__Exercise__: The pictures must be left out, while the rest of the data is copied exactly.
The data section start
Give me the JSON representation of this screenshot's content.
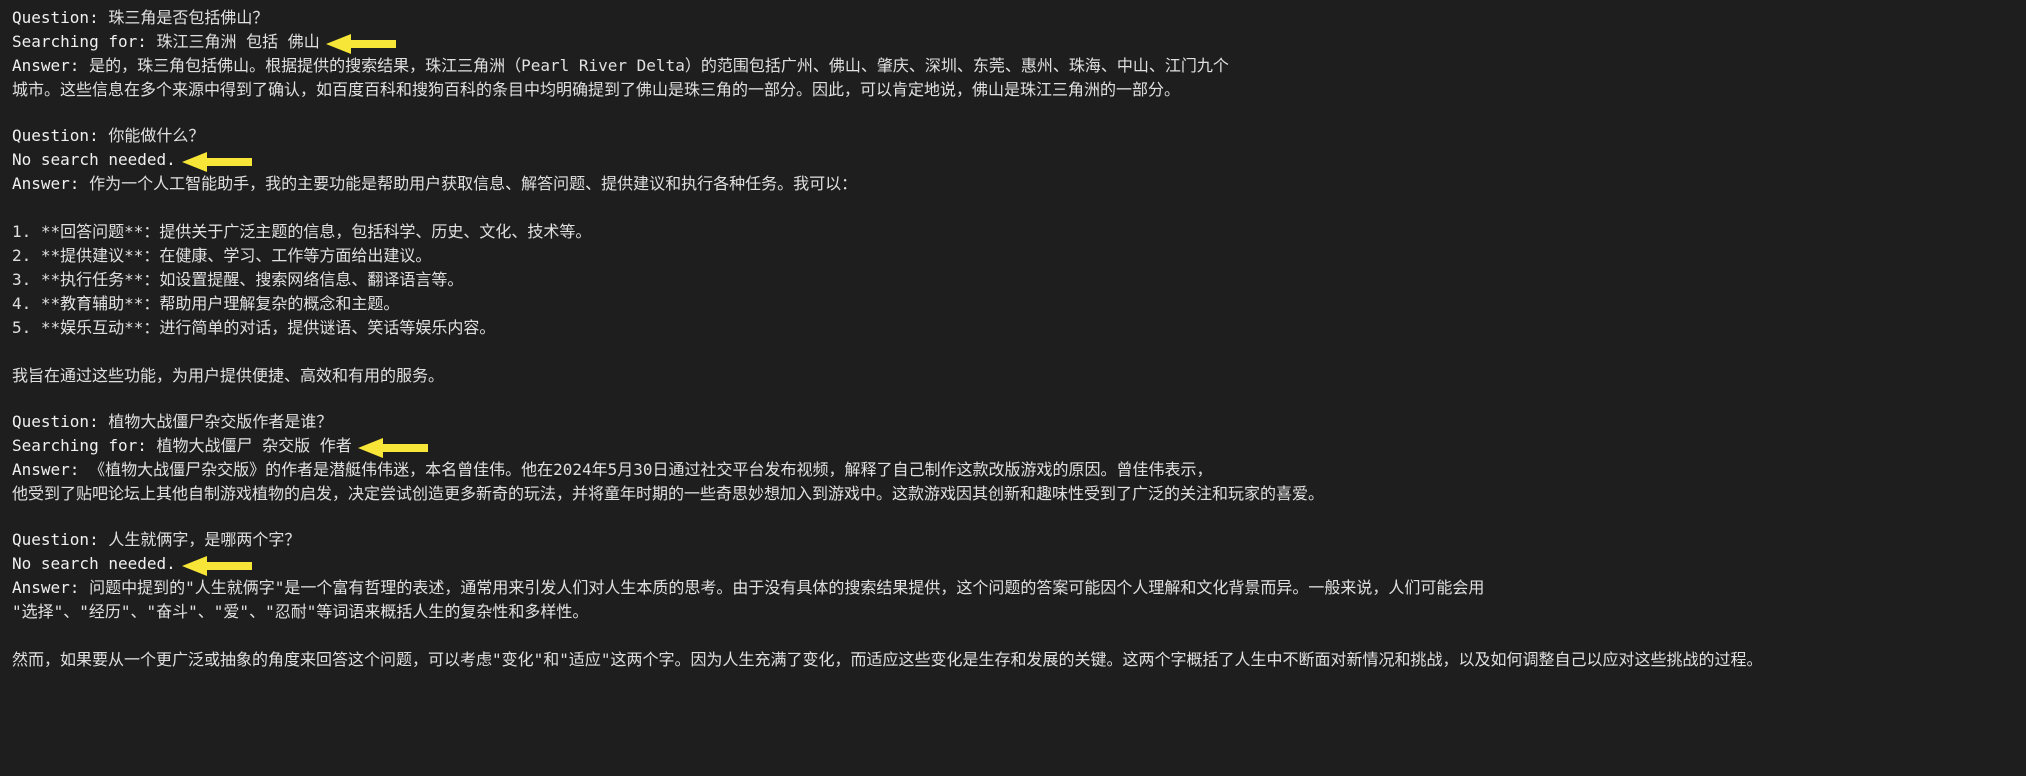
{
  "labels": {
    "question": "Question: ",
    "searching": "Searching for: ",
    "nosearch": "No search needed.",
    "answer": "Answer: "
  },
  "qa": [
    {
      "question": "珠三角是否包括佛山？",
      "search_needed": true,
      "search_query": "珠江三角洲 包括 佛山",
      "has_arrow": true,
      "answer_inline": "是的，珠三角包括佛山。根据提供的搜索结果，珠江三角洲（Pearl River Delta）的范围包括广州、佛山、肇庆、深圳、东莞、惠州、珠海、中山、江门九个",
      "answer_body": "城市。这些信息在多个来源中得到了确认，如百度百科和搜狗百科的条目中均明确提到了佛山是珠三角的一部分。因此，可以肯定地说，佛山是珠江三角洲的一部分。"
    },
    {
      "question": "你能做什么？",
      "search_needed": false,
      "search_query": "",
      "has_arrow": true,
      "answer_inline": "作为一个人工智能助手，我的主要功能是帮助用户获取信息、解答问题、提供建议和执行各种任务。我可以：",
      "answer_body": "\n1. **回答问题**：提供关于广泛主题的信息，包括科学、历史、文化、技术等。\n2. **提供建议**：在健康、学习、工作等方面给出建议。\n3. **执行任务**：如设置提醒、搜索网络信息、翻译语言等。\n4. **教育辅助**：帮助用户理解复杂的概念和主题。\n5. **娱乐互动**：进行简单的对话，提供谜语、笑话等娱乐内容。\n\n我旨在通过这些功能，为用户提供便捷、高效和有用的服务。"
    },
    {
      "question": "植物大战僵尸杂交版作者是谁？",
      "search_needed": true,
      "search_query": "植物大战僵尸 杂交版 作者",
      "has_arrow": true,
      "answer_inline": "《植物大战僵尸杂交版》的作者是潜艇伟伟迷，本名曾佳伟。他在2024年5月30日通过社交平台发布视频，解释了自己制作这款改版游戏的原因。曾佳伟表示，",
      "answer_body": "他受到了贴吧论坛上其他自制游戏植物的启发，决定尝试创造更多新奇的玩法，并将童年时期的一些奇思妙想加入到游戏中。这款游戏因其创新和趣味性受到了广泛的关注和玩家的喜爱。"
    },
    {
      "question": "人生就俩字，是哪两个字？",
      "search_needed": false,
      "search_query": "",
      "has_arrow": true,
      "answer_inline": "问题中提到的\"人生就俩字\"是一个富有哲理的表述，通常用来引发人们对人生本质的思考。由于没有具体的搜索结果提供，这个问题的答案可能因个人理解和文化背景而异。一般来说，人们可能会用",
      "answer_body": "\"选择\"、\"经历\"、\"奋斗\"、\"爱\"、\"忍耐\"等词语来概括人生的复杂性和多样性。\n\n然而，如果要从一个更广泛或抽象的角度来回答这个问题，可以考虑\"变化\"和\"适应\"这两个字。因为人生充满了变化，而适应这些变化是生存和发展的关键。这两个字概括了人生中不断面对新情况和挑战，以及如何调整自己以应对这些挑战的过程。"
    }
  ]
}
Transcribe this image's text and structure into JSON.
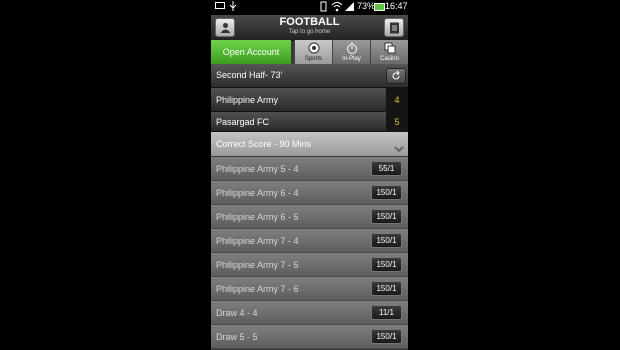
{
  "status_bar": {
    "battery": "73%",
    "time": "16:47"
  },
  "header": {
    "title": "FOOTBALL",
    "subtitle": "Tap to go home"
  },
  "nav": {
    "open_account": "Open Account",
    "tabs": [
      {
        "label": "Sports",
        "icon": "soccer-ball-icon",
        "active": true
      },
      {
        "label": "In-Play",
        "icon": "stopwatch-icon",
        "active": false
      },
      {
        "label": "Casino",
        "icon": "dice-icon",
        "active": false
      }
    ]
  },
  "match": {
    "status": "Second Half- 73'",
    "teams": [
      {
        "name": "Philippine Army",
        "score": "4"
      },
      {
        "name": "Pasargad FC",
        "score": "5"
      }
    ]
  },
  "market": {
    "title": "Correct Score - 90 Mins",
    "selections": [
      {
        "name": "Philippine Army 5 - 4",
        "odds": "55/1"
      },
      {
        "name": "Philippine Army 6 - 4",
        "odds": "150/1"
      },
      {
        "name": "Philippine Army 6 - 5",
        "odds": "150/1"
      },
      {
        "name": "Philippine Army 7 - 4",
        "odds": "150/1"
      },
      {
        "name": "Philippine Army 7 - 5",
        "odds": "150/1"
      },
      {
        "name": "Philippine Army 7 - 6",
        "odds": "150/1"
      },
      {
        "name": "Draw 4 - 4",
        "odds": "11/1"
      },
      {
        "name": "Draw 5 - 5",
        "odds": "150/1"
      }
    ]
  },
  "colors": {
    "accent_green": "#4cbb26",
    "score_yellow": "#f0c020"
  }
}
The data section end
__Solved exercise__:
Give me the JSON representation of this screenshot's content.
{
  "labels": {
    "question": "Question: ",
    "searching": "Searching for: ",
    "nosearch": "No search needed.",
    "answer": "Answer: "
  },
  "qa": [
    {
      "question": "珠三角是否包括佛山？",
      "search_needed": true,
      "search_query": "珠江三角洲 包括 佛山",
      "has_arrow": true,
      "answer_inline": "是的，珠三角包括佛山。根据提供的搜索结果，珠江三角洲（Pearl River Delta）的范围包括广州、佛山、肇庆、深圳、东莞、惠州、珠海、中山、江门九个",
      "answer_body": "城市。这些信息在多个来源中得到了确认，如百度百科和搜狗百科的条目中均明确提到了佛山是珠三角的一部分。因此，可以肯定地说，佛山是珠江三角洲的一部分。"
    },
    {
      "question": "你能做什么？",
      "search_needed": false,
      "search_query": "",
      "has_arrow": true,
      "answer_inline": "作为一个人工智能助手，我的主要功能是帮助用户获取信息、解答问题、提供建议和执行各种任务。我可以：",
      "answer_body": "\n1. **回答问题**：提供关于广泛主题的信息，包括科学、历史、文化、技术等。\n2. **提供建议**：在健康、学习、工作等方面给出建议。\n3. **执行任务**：如设置提醒、搜索网络信息、翻译语言等。\n4. **教育辅助**：帮助用户理解复杂的概念和主题。\n5. **娱乐互动**：进行简单的对话，提供谜语、笑话等娱乐内容。\n\n我旨在通过这些功能，为用户提供便捷、高效和有用的服务。"
    },
    {
      "question": "植物大战僵尸杂交版作者是谁？",
      "search_needed": true,
      "search_query": "植物大战僵尸 杂交版 作者",
      "has_arrow": true,
      "answer_inline": "《植物大战僵尸杂交版》的作者是潜艇伟伟迷，本名曾佳伟。他在2024年5月30日通过社交平台发布视频，解释了自己制作这款改版游戏的原因。曾佳伟表示，",
      "answer_body": "他受到了贴吧论坛上其他自制游戏植物的启发，决定尝试创造更多新奇的玩法，并将童年时期的一些奇思妙想加入到游戏中。这款游戏因其创新和趣味性受到了广泛的关注和玩家的喜爱。"
    },
    {
      "question": "人生就俩字，是哪两个字？",
      "search_needed": false,
      "search_query": "",
      "has_arrow": true,
      "answer_inline": "问题中提到的\"人生就俩字\"是一个富有哲理的表述，通常用来引发人们对人生本质的思考。由于没有具体的搜索结果提供，这个问题的答案可能因个人理解和文化背景而异。一般来说，人们可能会用",
      "answer_body": "\"选择\"、\"经历\"、\"奋斗\"、\"爱\"、\"忍耐\"等词语来概括人生的复杂性和多样性。\n\n然而，如果要从一个更广泛或抽象的角度来回答这个问题，可以考虑\"变化\"和\"适应\"这两个字。因为人生充满了变化，而适应这些变化是生存和发展的关键。这两个字概括了人生中不断面对新情况和挑战，以及如何调整自己以应对这些挑战的过程。"
    }
  ]
}
Transcribe this image's text and structure into JSON.
{
  "status_bar": {
    "battery": "73%",
    "time": "16:47"
  },
  "header": {
    "title": "FOOTBALL",
    "subtitle": "Tap to go home"
  },
  "nav": {
    "open_account": "Open Account",
    "tabs": [
      {
        "label": "Sports",
        "icon": "soccer-ball-icon",
        "active": true
      },
      {
        "label": "In-Play",
        "icon": "stopwatch-icon",
        "active": false
      },
      {
        "label": "Casino",
        "icon": "dice-icon",
        "active": false
      }
    ]
  },
  "match": {
    "status": "Second Half- 73'",
    "teams": [
      {
        "name": "Philippine Army",
        "score": "4"
      },
      {
        "name": "Pasargad FC",
        "score": "5"
      }
    ]
  },
  "market": {
    "title": "Correct Score - 90 Mins",
    "selections": [
      {
        "name": "Philippine Army 5 - 4",
        "odds": "55/1"
      },
      {
        "name": "Philippine Army 6 - 4",
        "odds": "150/1"
      },
      {
        "name": "Philippine Army 6 - 5",
        "odds": "150/1"
      },
      {
        "name": "Philippine Army 7 - 4",
        "odds": "150/1"
      },
      {
        "name": "Philippine Army 7 - 5",
        "odds": "150/1"
      },
      {
        "name": "Philippine Army 7 - 6",
        "odds": "150/1"
      },
      {
        "name": "Draw 4 - 4",
        "odds": "11/1"
      },
      {
        "name": "Draw 5 - 5",
        "odds": "150/1"
      }
    ]
  },
  "colors": {
    "accent_green": "#4cbb26",
    "score_yellow": "#f0c020"
  }
}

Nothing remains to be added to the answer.